■ TASK GOAL: Every record below, from first to last: print it exactly as shown.

■ Dataset records:

■ ■ ■ ■ ■

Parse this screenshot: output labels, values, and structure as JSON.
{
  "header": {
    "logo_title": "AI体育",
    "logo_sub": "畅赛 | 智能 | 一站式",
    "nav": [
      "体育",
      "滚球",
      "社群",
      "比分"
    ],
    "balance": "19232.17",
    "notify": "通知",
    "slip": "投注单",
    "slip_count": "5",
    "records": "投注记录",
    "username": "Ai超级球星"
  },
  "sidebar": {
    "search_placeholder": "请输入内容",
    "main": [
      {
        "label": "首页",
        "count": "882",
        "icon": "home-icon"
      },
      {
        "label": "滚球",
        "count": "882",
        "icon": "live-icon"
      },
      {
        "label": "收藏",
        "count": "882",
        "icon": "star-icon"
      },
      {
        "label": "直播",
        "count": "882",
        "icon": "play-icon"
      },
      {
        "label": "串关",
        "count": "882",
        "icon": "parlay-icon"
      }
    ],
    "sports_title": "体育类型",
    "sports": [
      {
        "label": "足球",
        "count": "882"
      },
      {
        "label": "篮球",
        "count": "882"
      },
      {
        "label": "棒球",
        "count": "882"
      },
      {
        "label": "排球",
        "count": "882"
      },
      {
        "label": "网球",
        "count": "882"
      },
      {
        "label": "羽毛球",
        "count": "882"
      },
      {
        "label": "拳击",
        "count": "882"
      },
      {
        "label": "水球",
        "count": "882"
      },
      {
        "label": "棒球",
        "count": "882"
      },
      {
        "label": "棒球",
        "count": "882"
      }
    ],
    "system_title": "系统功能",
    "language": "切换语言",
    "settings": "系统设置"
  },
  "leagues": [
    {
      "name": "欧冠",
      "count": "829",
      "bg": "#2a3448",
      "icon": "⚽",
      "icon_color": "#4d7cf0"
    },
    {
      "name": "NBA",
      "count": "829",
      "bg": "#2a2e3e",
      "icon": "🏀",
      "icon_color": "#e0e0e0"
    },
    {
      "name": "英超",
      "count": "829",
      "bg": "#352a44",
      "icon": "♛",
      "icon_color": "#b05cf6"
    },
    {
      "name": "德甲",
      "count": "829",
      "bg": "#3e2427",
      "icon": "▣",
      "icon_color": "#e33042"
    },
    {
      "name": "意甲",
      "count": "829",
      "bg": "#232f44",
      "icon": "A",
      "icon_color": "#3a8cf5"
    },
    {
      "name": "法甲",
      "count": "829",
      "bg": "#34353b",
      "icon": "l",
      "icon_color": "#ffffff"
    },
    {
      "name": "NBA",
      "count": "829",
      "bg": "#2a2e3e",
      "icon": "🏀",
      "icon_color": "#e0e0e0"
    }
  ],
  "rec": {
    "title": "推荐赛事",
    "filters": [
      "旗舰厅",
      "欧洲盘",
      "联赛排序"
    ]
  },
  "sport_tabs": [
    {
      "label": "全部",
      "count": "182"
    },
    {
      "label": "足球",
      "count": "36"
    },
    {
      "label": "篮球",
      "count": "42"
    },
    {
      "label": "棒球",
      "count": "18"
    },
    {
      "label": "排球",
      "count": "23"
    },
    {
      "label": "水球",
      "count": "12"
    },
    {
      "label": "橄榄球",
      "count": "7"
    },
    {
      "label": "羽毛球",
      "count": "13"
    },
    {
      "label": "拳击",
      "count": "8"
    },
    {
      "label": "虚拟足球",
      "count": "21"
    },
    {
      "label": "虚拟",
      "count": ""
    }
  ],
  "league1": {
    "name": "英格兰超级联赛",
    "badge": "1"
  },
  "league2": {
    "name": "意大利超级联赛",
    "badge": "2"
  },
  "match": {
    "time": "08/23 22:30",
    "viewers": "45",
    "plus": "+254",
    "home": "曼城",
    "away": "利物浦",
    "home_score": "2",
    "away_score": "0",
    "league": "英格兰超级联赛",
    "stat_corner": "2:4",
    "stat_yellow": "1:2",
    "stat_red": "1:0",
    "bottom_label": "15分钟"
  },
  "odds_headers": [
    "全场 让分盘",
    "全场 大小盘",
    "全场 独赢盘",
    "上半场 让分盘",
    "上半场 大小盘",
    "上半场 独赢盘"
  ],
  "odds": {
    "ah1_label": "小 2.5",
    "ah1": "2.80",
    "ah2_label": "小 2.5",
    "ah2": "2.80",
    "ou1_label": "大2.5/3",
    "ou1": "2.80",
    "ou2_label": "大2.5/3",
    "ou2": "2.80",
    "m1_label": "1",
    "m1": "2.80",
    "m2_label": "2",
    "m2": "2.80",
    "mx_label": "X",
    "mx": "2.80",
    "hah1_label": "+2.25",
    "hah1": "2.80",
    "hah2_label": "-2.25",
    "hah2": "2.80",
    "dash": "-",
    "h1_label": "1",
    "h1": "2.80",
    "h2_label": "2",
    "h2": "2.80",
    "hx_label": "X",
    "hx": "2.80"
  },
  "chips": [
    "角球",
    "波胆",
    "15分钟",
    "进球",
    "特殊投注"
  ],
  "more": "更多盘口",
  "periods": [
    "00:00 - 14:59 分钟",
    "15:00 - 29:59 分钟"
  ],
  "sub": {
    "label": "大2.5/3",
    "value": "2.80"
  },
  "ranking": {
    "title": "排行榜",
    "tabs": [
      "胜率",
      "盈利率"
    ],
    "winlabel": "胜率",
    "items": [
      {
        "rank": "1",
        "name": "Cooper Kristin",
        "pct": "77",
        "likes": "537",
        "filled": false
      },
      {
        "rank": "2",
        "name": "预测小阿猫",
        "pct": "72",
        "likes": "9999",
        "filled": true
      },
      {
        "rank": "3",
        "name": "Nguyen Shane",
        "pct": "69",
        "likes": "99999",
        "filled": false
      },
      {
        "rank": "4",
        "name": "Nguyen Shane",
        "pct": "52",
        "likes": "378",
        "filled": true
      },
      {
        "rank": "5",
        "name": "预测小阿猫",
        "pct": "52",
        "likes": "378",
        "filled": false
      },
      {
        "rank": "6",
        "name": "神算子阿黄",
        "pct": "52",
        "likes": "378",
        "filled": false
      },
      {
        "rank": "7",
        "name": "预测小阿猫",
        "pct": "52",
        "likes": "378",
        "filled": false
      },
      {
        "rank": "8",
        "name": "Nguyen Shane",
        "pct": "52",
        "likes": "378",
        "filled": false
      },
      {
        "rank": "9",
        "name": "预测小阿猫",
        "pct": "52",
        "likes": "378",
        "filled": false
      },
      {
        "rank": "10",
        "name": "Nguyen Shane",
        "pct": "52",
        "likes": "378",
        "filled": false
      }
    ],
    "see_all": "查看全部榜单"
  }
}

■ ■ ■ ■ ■

■ RESPONSE TO THE EXERCISE:
Parse this screenshot: output labels, values, and structure as JSON.
{
  "header": {
    "logo_title": "AI体育",
    "logo_sub": "畅赛 | 智能 | 一站式",
    "nav": [
      "体育",
      "滚球",
      "社群",
      "比分"
    ],
    "balance": "19232.17",
    "notify": "通知",
    "slip": "投注单",
    "slip_count": "5",
    "records": "投注记录",
    "username": "Ai超级球星"
  },
  "sidebar": {
    "search_placeholder": "请输入内容",
    "main": [
      {
        "label": "首页",
        "count": "882",
        "icon": "home-icon"
      },
      {
        "label": "滚球",
        "count": "882",
        "icon": "live-icon"
      },
      {
        "label": "收藏",
        "count": "882",
        "icon": "star-icon"
      },
      {
        "label": "直播",
        "count": "882",
        "icon": "play-icon"
      },
      {
        "label": "串关",
        "count": "882",
        "icon": "parlay-icon"
      }
    ],
    "sports_title": "体育类型",
    "sports": [
      {
        "label": "足球",
        "count": "882"
      },
      {
        "label": "篮球",
        "count": "882"
      },
      {
        "label": "棒球",
        "count": "882"
      },
      {
        "label": "排球",
        "count": "882"
      },
      {
        "label": "网球",
        "count": "882"
      },
      {
        "label": "羽毛球",
        "count": "882"
      },
      {
        "label": "拳击",
        "count": "882"
      },
      {
        "label": "水球",
        "count": "882"
      },
      {
        "label": "棒球",
        "count": "882"
      },
      {
        "label": "棒球",
        "count": "882"
      }
    ],
    "system_title": "系统功能",
    "language": "切换语言",
    "settings": "系统设置"
  },
  "leagues": [
    {
      "name": "欧冠",
      "count": "829",
      "bg": "#2a3448",
      "icon": "⚽",
      "icon_color": "#4d7cf0"
    },
    {
      "name": "NBA",
      "count": "829",
      "bg": "#2a2e3e",
      "icon": "🏀",
      "icon_color": "#e0e0e0"
    },
    {
      "name": "英超",
      "count": "829",
      "bg": "#352a44",
      "icon": "♛",
      "icon_color": "#b05cf6"
    },
    {
      "name": "德甲",
      "count": "829",
      "bg": "#3e2427",
      "icon": "▣",
      "icon_color": "#e33042"
    },
    {
      "name": "意甲",
      "count": "829",
      "bg": "#232f44",
      "icon": "A",
      "icon_color": "#3a8cf5"
    },
    {
      "name": "法甲",
      "count": "829",
      "bg": "#34353b",
      "icon": "l",
      "icon_color": "#ffffff"
    },
    {
      "name": "NBA",
      "count": "829",
      "bg": "#2a2e3e",
      "icon": "🏀",
      "icon_color": "#e0e0e0"
    }
  ],
  "rec": {
    "title": "推荐赛事",
    "filters": [
      "旗舰厅",
      "欧洲盘",
      "联赛排序"
    ]
  },
  "sport_tabs": [
    {
      "label": "全部",
      "count": "182"
    },
    {
      "label": "足球",
      "count": "36"
    },
    {
      "label": "篮球",
      "count": "42"
    },
    {
      "label": "棒球",
      "count": "18"
    },
    {
      "label": "排球",
      "count": "23"
    },
    {
      "label": "水球",
      "count": "12"
    },
    {
      "label": "橄榄球",
      "count": "7"
    },
    {
      "label": "羽毛球",
      "count": "13"
    },
    {
      "label": "拳击",
      "count": "8"
    },
    {
      "label": "虚拟足球",
      "count": "21"
    },
    {
      "label": "虚拟",
      "count": ""
    }
  ],
  "league1": {
    "name": "英格兰超级联赛",
    "badge": "1"
  },
  "league2": {
    "name": "意大利超级联赛",
    "badge": "2"
  },
  "match": {
    "time": "08/23 22:30",
    "viewers": "45",
    "plus": "+254",
    "home": "曼城",
    "away": "利物浦",
    "home_score": "2",
    "away_score": "0",
    "league": "英格兰超级联赛",
    "stat_corner": "2:4",
    "stat_yellow": "1:2",
    "stat_red": "1:0",
    "bottom_label": "15分钟"
  },
  "odds_headers": [
    "全场 让分盘",
    "全场 大小盘",
    "全场 独赢盘",
    "上半场 让分盘",
    "上半场 大小盘",
    "上半场 独赢盘"
  ],
  "odds": {
    "ah1_label": "小 2.5",
    "ah1": "2.80",
    "ah2_label": "小 2.5",
    "ah2": "2.80",
    "ou1_label": "大2.5/3",
    "ou1": "2.80",
    "ou2_label": "大2.5/3",
    "ou2": "2.80",
    "m1_label": "1",
    "m1": "2.80",
    "m2_label": "2",
    "m2": "2.80",
    "mx_label": "X",
    "mx": "2.80",
    "hah1_label": "+2.25",
    "hah1": "2.80",
    "hah2_label": "-2.25",
    "hah2": "2.80",
    "dash": "-",
    "h1_label": "1",
    "h1": "2.80",
    "h2_label": "2",
    "h2": "2.80",
    "hx_label": "X",
    "hx": "2.80"
  },
  "chips": [
    "角球",
    "波胆",
    "15分钟",
    "进球",
    "特殊投注"
  ],
  "more": "更多盘口",
  "periods": [
    "00:00 - 14:59 分钟",
    "15:00 - 29:59 分钟"
  ],
  "sub": {
    "label": "大2.5/3",
    "value": "2.80"
  },
  "ranking": {
    "title": "排行榜",
    "tabs": [
      "胜率",
      "盈利率"
    ],
    "winlabel": "胜率",
    "items": [
      {
        "rank": "1",
        "name": "Cooper Kristin",
        "pct": "77",
        "likes": "537",
        "filled": false
      },
      {
        "rank": "2",
        "name": "预测小阿猫",
        "pct": "72",
        "likes": "9999",
        "filled": true
      },
      {
        "rank": "3",
        "name": "Nguyen Shane",
        "pct": "69",
        "likes": "99999",
        "filled": false
      },
      {
        "rank": "4",
        "name": "Nguyen Shane",
        "pct": "52",
        "likes": "378",
        "filled": true
      },
      {
        "rank": "5",
        "name": "预测小阿猫",
        "pct": "52",
        "likes": "378",
        "filled": false
      },
      {
        "rank": "6",
        "name": "神算子阿黄",
        "pct": "52",
        "likes": "378",
        "filled": false
      },
      {
        "rank": "7",
        "name": "预测小阿猫",
        "pct": "52",
        "likes": "378",
        "filled": false
      },
      {
        "rank": "8",
        "name": "Nguyen Shane",
        "pct": "52",
        "likes": "378",
        "filled": false
      },
      {
        "rank": "9",
        "name": "预测小阿猫",
        "pct": "52",
        "likes": "378",
        "filled": false
      },
      {
        "rank": "10",
        "name": "Nguyen Shane",
        "pct": "52",
        "likes": "378",
        "filled": false
      }
    ],
    "see_all": "查看全部榜单"
  }
}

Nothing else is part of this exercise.